Every festival Afrovibes fives ample attention to design and fashion by contemporary African designers and designers in the program Design and Creative Arts. We invite African artists and designers who develop innovative forms and design elements in the field of design, fashion and design. The seventh edition of this program was in 2023. This is a short representation in words and images of the design and fashion program in Afrovibes 2023.
- Albert Silindokuhle Khoza (South Africa).
He did a photo shoot for his show The Black Circus of the Republic of Bantu. One of the images from this photo shoot was used as the campaign image. This image aptly translated the theme of this festival edition Liquid Traces. The transportation of black bodies across the waters of the oceans, the memories and traces of colonial journeys and the connecting power of water between cultures and continents. In these images, Albert Khoza shows the urgency of facing these memories and history and the effect of the colonial gaze on black bodies.
The festival featured two fashion presentations. Naomi Rosheuvel is founder of the fashion label Nomi, by Naomi. About her designs, she says, “I want to bring both boldness and sophistication to an urban, bold wardrobe to help individuals show their character and individuality through their unique clothing.” With craftsmanship, unique color palette and innovative styling skills, she brings timeless femininity and the “dare to stand out. Sandro Lima is a Rotterdam-based fashion designer, playwright and actor with Cape Verdian roots. With his clothing style, he explores the boundaries of masculine silhouettes. He brought his collection and performance Manhood Womanhood to Afrovibes 2023.
- Exhibition – Oceanic Marigold Beads
Can beaded necklaces represent the ocean? Can the solidity of beads evoke the fluidity and ephemeral brilliance of seawater? These questions were the source for the art project Oceanic Marigold Beads by the Marigold Beadwork Cooperative of Zimbabwe and visual artist Joni Brenner of South Africa. Oceanic Marigold Beads bring to life the vast colour palette of the ocean, the blues and greens, reds, purples and blacks of the deepest ocean, as well as the hues of sand, surf, seaweed and the open sea. In Africa, beads are important because of their history as means of payment in times of colonialism and slavery and because of their representative functions in African societies.

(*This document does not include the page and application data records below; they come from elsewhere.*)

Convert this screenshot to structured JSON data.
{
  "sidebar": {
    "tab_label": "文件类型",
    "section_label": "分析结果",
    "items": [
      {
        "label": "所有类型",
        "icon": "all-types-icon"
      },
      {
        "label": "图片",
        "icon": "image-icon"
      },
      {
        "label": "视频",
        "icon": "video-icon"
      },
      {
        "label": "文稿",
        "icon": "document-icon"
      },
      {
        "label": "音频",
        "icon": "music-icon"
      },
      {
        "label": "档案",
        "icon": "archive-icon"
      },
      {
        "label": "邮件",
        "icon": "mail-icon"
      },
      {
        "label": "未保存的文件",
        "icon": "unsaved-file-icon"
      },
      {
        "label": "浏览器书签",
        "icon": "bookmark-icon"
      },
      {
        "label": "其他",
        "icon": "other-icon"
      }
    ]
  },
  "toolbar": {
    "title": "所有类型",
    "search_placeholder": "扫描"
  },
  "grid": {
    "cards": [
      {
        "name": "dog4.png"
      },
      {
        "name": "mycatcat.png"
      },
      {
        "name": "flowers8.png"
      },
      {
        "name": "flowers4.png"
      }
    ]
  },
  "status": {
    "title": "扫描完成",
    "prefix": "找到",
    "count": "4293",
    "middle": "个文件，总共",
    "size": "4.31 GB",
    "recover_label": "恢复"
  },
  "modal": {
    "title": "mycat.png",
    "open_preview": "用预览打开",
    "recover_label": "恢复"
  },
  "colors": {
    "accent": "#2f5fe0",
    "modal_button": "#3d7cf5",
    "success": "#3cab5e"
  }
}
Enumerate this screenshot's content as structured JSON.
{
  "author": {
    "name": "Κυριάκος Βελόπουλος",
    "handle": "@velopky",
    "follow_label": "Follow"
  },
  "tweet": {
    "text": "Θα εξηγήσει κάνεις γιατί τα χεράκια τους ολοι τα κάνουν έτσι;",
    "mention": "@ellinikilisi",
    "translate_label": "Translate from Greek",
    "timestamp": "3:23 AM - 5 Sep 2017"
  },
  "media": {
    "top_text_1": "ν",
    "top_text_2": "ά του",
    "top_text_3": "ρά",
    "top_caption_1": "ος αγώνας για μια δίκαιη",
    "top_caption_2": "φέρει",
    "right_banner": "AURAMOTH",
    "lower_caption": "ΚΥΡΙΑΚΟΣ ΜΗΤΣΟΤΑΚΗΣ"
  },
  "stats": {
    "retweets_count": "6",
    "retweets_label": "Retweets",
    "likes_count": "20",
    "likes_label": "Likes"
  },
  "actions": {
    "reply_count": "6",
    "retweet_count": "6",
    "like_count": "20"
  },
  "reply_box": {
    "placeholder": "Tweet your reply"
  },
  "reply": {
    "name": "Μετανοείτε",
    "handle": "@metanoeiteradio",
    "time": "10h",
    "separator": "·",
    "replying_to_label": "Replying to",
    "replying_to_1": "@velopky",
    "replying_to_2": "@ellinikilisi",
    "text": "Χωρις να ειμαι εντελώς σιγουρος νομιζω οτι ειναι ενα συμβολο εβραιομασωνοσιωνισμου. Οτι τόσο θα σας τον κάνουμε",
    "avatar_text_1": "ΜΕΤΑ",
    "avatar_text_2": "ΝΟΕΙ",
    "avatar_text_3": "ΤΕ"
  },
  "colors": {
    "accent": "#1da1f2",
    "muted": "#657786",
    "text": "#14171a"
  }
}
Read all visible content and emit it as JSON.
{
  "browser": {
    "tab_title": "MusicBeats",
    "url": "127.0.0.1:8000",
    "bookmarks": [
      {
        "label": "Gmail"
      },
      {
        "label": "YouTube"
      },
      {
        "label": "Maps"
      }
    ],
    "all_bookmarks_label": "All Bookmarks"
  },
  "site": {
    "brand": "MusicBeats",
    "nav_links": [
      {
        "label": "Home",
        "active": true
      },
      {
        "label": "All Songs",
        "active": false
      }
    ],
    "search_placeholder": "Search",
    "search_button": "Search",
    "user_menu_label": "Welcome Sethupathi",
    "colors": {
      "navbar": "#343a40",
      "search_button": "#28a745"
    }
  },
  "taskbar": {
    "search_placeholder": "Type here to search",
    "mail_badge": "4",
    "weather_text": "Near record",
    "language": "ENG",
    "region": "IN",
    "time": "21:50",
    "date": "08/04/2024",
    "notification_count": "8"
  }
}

The waters of the Atlantic and Indian Oceans experienced massive population movements, slavery and the exploitation of people and goods. In many African traditions, however, the oceans and waters of the sea are also material for healing, for fluidity, cleansing rituals and rebirth. The sensual sparkles of the Oceanic Marigold Beads put us in touch with the history of African beadwork, with the ocean, the history of slavery and violence and the ability of water to cleanse and heal. This art project came about in collaboration with the Oceanic Humanities for the Global South (OHGS) project at the University of the Witwatersrand Johannesburg, a research into the shared cultural world of the regions surrounding the Indian Ocean.
During Afrovibes, the exhibition was at Theatre Frascati in Amsterdam from 4 – 8 October and De Balie Amsterdam from 10 – 30 October. As part of the exhibition, two short films were made in which all these elements, dancers, the beadworks, the sea and the beach flow into each other like liquid traces.
- Video performance. LAGOM: Breaking Bread with The Self-Righteous, Lhola Amira (South Africa).
Lhola Amira does not perform, she just appears. She looks a little lost in a field of flowers in bloom, a vista of beauty, yellow everywhere. She does not pluck a single flower. Lhola Amira refers to Sweden’s forgotten colonial past, a country that has successfully cultivated a neutral image of itself. Its history with colonialism and slavery seems gone. But Sweden was the first country to colonize Ghana and practice slavery. The self-righteous have skeletons in their closets. “The axe soon forgets but the tree remembers, “says an African proverb. Lhola Amira walks the country, carrying in her red suitcase decolonial love, an urgent antidote to self-righteousness. At the end, she sits by the water and watches bodies cavorting in the water. “Poetic aesthetics cannot be, no matter how beautiful I make the film.” Lhola Amira. Due to copyright issues, the video cannot be shown online. The link to the gallery and Lhola Amir’s work can be seen at https://www.smacgallery.com/exhibitions-breaking-bread-with-the-self-righteous